Palladium - Pd
Palladium, together with rhodium, ruthenium, osmium, iridium, and platinum form a group of elements referred to as the platinum group metals (PGM). Palladium is a lustrous silver-white metal. It has a face-centered cubic crystalline structure, at ordinary temperatures it is strongly resistant to corrosion in air and to the action of acids. It is attacked by hot acids, and it dissolves in aqua regia. It forms many compounds and several complex salts. Palladium has a great ability to absorb hydrogen (up to 900 times its own volume).
Because of its corrosion resistance, a major use of palladium is in alloys used in low voltage electrical contacts. When it is finely divided, palladium forms a good catalyst and is used to speed up hydrogenation and dehydrogenation reactions.
Palladium is used extensively in jewelry-making in certain alloys called “white gold.” It may be alloyed with platinum or substituted for it. It is used in watch bearings, springs, and balance wheels and also for mirrors in scientific instruments.
In 1990, most catalytic converters relied on platinum to reduce emissions from car exhausts but, while this metal is still important, palladium is now the main ingredient because this is even more efficient at removing unburnt and partially burnt hydrcarbons from the fuel.

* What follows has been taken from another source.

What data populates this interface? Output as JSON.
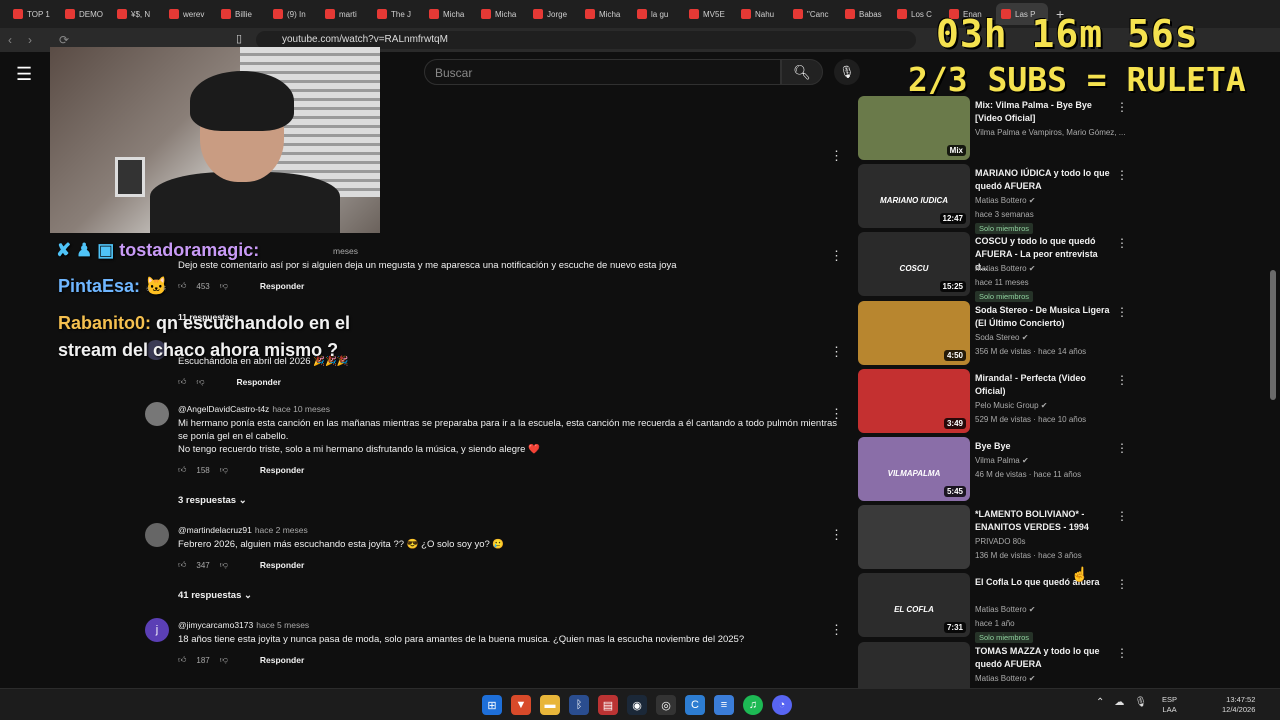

Palladium is nowadays more and more used in electrical appliances such as wide screen televisions, computers and mobile phones, in the form of tiny multi-layer ceramic capacitors, of which more than 400 billion are made each year.
For use in dentistry it is alloyed with silver, gold, and copper. Palladium salts are used in electroplating.
Palladium in the environment
Specimen of uncombined palladium are found in Brazil, and there are some minerals rich in palladium, but most of it is extracted as a by-product form nickel refining.
Palladium is found as the free metal associated with platinum and other platinum group metals in Australia, Brazil, Russia, Ethiopia, and North and South America, as well as with nickel and copper deposits (from which it is recovered commercially) in Canada and South Africa.